Sansara is an acclaimed choral group of young professional singers. Formed in 2013, it won the London International A Cappella Choir competition two years later. This is their first CD, the music of which ranges from Gombert (c1495-1560) to the present day. The overall scheme is darkness to light, although much of the music is fairly slow-moving and reflective in character. This isn’t really surprising as a majority of settings are for the Requiem Mass, Ash Wednesday, David’s mourning for his son Absalom, and the Lamentations of Jeremiah. Unusually, the conducting of the group is shared amongst four of the singers. Two works are by associate composers of the choir, Marco Galvani and Oliver Tarney. Both works have effective energy and are given fine performances.

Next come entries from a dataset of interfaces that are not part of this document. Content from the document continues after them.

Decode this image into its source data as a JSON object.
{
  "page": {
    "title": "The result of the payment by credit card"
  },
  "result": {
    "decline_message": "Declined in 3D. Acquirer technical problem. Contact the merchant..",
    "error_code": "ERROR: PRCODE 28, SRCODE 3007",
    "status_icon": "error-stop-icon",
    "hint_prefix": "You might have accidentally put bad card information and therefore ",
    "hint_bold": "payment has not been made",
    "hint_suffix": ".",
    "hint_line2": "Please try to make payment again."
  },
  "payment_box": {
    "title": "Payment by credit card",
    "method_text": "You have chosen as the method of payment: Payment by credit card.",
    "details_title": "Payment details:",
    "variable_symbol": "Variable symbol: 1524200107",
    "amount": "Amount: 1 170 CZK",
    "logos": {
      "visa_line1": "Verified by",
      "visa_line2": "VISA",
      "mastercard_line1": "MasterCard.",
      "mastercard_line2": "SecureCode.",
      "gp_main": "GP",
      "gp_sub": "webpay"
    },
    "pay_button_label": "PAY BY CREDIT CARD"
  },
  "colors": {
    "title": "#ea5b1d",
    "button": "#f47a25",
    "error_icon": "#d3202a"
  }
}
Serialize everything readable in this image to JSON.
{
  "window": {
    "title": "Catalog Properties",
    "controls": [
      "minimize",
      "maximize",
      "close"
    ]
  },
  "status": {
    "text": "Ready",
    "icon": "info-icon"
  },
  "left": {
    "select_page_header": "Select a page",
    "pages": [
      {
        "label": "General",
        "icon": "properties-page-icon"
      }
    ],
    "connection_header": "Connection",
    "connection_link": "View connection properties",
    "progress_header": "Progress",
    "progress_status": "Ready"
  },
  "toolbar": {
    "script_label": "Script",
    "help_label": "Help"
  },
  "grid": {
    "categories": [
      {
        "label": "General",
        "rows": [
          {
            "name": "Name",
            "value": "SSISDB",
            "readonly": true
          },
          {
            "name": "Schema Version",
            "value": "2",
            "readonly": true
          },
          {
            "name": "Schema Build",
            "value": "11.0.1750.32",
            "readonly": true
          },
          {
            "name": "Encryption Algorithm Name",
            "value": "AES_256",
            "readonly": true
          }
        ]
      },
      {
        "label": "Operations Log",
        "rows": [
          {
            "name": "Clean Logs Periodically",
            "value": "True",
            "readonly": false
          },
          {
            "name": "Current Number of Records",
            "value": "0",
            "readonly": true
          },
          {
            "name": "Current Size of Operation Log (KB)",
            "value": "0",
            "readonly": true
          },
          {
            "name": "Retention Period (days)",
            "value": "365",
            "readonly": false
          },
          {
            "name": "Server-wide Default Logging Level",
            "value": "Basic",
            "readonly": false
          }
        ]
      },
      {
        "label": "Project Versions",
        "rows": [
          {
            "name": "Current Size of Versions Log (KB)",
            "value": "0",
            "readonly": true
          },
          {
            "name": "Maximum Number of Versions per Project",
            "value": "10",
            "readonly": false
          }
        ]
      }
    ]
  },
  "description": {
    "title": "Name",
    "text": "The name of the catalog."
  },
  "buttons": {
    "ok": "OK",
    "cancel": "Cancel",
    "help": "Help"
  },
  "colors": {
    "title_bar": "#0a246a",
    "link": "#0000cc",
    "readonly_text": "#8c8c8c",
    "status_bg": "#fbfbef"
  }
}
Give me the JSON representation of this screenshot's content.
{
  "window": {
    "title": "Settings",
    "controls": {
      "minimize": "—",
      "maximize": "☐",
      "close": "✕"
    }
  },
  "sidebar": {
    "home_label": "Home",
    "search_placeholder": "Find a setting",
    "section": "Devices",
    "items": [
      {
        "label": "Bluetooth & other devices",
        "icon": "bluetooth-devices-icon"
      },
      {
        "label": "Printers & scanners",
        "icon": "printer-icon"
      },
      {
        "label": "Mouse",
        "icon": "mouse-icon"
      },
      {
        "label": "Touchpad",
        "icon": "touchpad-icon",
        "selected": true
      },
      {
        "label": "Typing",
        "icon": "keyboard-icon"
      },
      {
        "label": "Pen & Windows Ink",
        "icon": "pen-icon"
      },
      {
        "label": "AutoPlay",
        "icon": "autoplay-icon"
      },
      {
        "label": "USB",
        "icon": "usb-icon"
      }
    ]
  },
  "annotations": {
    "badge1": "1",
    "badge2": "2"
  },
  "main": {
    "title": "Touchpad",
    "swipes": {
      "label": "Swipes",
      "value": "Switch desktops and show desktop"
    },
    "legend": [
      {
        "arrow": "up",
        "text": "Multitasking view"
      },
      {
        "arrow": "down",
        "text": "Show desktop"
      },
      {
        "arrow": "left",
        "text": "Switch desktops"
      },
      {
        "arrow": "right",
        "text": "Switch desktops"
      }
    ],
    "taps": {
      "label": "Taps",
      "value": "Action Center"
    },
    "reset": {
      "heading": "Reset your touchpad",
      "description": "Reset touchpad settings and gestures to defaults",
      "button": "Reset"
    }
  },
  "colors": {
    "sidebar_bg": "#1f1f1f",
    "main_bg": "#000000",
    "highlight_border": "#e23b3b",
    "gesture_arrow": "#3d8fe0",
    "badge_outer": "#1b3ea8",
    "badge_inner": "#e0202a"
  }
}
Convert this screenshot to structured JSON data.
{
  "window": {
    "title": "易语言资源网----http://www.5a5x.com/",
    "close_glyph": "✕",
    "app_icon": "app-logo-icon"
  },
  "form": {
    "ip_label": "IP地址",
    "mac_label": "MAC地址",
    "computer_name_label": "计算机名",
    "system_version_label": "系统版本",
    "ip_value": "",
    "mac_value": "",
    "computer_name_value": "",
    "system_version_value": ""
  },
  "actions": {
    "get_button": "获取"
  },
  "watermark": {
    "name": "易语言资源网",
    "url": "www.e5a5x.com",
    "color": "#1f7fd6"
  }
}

Certainly the singing is of a high standard, with attention being focused on realising the full character of the music. It is good to have such a range of styles, from Byrd and Bach through Rheinberger and Holst to six modern settings. Along the way there is a fine performance of Mauersberger’sWie liegt die Stadt so wüst, composed in 1945 after the Allied bombing of Dresden. I also enjoyed the setting of Cloths of Heaven, which was specially composed by Malcolm Archer for this recording. However, I found the setting O come let us sing unto the Lord by Cheryl Frances-Hoad on the dark side, the last chord being one of the few joyful sounds. The choral writing of MacMillan’s Lux Aeterna was certainly beautiful, although it seemed strange to end the CD’s ‘darkness to light’ theme on a minor chord. That said, this is a very worthwhile collection of a cappella choral writing.